Ukraine’s population is divided in loyalties between Russia and Europe, with much of western Ukraine advocating closer ties with the European Union while eastern and southern regions look to Russia for support. Crimea, a semi-autonomous region of Ukraine, is mainly Russian-speaking.
In Saturday’s parliamentary session in Moscow, a deputy house speaker said Obama had insulted Russia and crossed a “red line,” and the upper house recommended the Russian ambassador in Washington be recalled. It will be up to Putin to decide whether that happens.
In Crimea, the pro-Russian prime minister who took office after gunmen seized the regional Parliament claimed control of the military and police there and asked Putin for help in keeping peace, sharpening the discord between the two neighboring Slavic countries.
Ukraine’s acting president, Oleksandr Turchynov, said the election of Sergei Aksyonov as prime minister of Crimea was invalid.
Ukrainian officials and some Western diplomats said that a Russian military intervention is already well underway after heavily armed gunmen in unmarked military uniforms seized control of local government buildings, airports and other strategic facilities in Crimea in recent days.
Crimea only became part of Ukraine in 1954 when Soviet leader Nikita Khrushchev transferred jurisdiction from Russia, a move that was a mere formality when both Ukraine and Russia were part of the Soviet Union. The Soviet breakup in 1991 meant Crimea landed in an independent Ukraine.
Russia put pressure on Ukraine from another direction when a spokesman for state gas company Gazprom said that Ukraine owed $1.59 billion in overdue bills for imported gas. Sergei Kuprianov was quoted by the RIA-Novosti agency as saying the gas arrears would endanger a recent discount granted by Russia. The discount lowered the price to $268.50 per thousand from other $400. The Russian payment demand and loss of the discount would accelerate Ukraine’s financial crisis. The country is almost broke and seeking emergency credit from the International Monetary Fund.
Russia has taken a confrontational stance toward its southern neighbor after Yanukovych fled the country.

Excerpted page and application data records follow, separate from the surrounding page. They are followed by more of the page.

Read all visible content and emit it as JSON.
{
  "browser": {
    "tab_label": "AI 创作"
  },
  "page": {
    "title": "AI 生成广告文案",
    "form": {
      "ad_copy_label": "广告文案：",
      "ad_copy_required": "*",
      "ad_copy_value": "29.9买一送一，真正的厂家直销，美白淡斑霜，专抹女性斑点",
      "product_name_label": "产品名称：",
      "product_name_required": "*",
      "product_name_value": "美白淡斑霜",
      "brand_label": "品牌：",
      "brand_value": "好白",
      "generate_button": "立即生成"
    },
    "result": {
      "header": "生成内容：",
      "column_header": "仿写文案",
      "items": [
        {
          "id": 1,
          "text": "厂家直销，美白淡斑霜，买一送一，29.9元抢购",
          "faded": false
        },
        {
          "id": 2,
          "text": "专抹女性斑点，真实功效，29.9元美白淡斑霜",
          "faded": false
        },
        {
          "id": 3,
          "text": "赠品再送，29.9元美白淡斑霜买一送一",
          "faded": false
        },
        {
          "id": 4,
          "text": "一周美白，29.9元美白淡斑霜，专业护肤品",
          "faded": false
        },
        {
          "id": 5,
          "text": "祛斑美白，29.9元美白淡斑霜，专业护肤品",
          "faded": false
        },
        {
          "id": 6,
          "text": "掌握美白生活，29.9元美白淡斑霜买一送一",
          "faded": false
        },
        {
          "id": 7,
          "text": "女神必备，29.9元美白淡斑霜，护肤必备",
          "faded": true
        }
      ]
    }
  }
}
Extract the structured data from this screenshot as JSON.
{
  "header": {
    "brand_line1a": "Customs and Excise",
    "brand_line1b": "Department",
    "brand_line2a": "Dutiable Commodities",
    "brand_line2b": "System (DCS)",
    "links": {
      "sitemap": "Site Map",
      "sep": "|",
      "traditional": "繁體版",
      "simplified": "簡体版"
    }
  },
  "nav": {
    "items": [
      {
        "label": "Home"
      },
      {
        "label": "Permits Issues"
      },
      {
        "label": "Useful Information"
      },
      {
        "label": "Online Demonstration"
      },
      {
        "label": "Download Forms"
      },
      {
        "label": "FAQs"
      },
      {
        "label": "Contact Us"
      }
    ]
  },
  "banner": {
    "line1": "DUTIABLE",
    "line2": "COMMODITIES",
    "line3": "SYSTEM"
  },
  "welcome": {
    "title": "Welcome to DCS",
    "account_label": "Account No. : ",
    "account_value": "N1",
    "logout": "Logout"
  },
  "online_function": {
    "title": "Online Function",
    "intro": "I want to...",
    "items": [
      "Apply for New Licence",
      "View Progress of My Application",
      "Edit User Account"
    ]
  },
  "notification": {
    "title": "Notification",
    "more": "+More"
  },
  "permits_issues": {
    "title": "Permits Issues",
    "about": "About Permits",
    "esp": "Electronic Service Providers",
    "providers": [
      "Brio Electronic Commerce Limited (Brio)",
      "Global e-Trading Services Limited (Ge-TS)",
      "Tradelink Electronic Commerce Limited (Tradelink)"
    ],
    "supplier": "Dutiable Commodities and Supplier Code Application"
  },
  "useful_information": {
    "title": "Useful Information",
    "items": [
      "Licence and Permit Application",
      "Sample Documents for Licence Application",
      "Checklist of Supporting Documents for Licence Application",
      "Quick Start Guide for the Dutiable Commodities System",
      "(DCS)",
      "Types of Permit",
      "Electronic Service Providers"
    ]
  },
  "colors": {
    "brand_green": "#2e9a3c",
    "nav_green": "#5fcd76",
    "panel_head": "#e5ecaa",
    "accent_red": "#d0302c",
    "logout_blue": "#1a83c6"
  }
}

Yanukovych was voted out of office by parliament after weeks of protests ended in violence that left more than 80 people dead.
Aksyonov, the Crimea leader, appealed to Putin “for assistance in guaranteeing peace and calmness on the territory of the autonomous republic of Crimea.” Aksyonov was voted in by the Crimean parliament on Thursday after pro-Russia gunmen seized the building and as tensions soared over Crimea’s resistance to the new authorities in Kiev, who took office this week.
Obama called on Russia to respect the independence and territory of Ukraine and not try to take advantage of its neighbor, which is undergoing political upheaval.
He said such action by Russia would represent a “profound interference” in matters he said must be decided by the Ukrainian people.
“The United States will stand with the international community in affirming that there will be costs for any military intervention in Ukraine,” he said. Obama did not say what those costs might be.
Swedish Foreign Minister Carl Bildt wrote on Twitter that it was “obvious that there is Russian military intervention in Ukraine. Likely immediate aim is to set up puppet pro-Russian semi-state in Crimea.”
At the United Nations, the Ukrainian ambassador, Yuriy Sergeyev, said Friday that Russian transport aircraft and 11 attack helicopters had arrived in Crimea illegally, and that Russian troops had taken control of two airports in Crimea.
He described the gunmen posted outside the two airports as Russian armed forces as well as “unspecified” units.
Russia has kept silent on claims of military intervention and has said any troop movements are within agreed rules, even as it maintained its hard-line stance on protecting ethnic Russians in Crimea.
Meanwhile, flights remained halted from Simferopol’s airport. Dozens of armed men in military uniforms without markings patrolled the area. They didn’t stop or search people leaving or entering the airport, and refused to talk to journalists.
Vladimir Isachenkov reported from Moscow.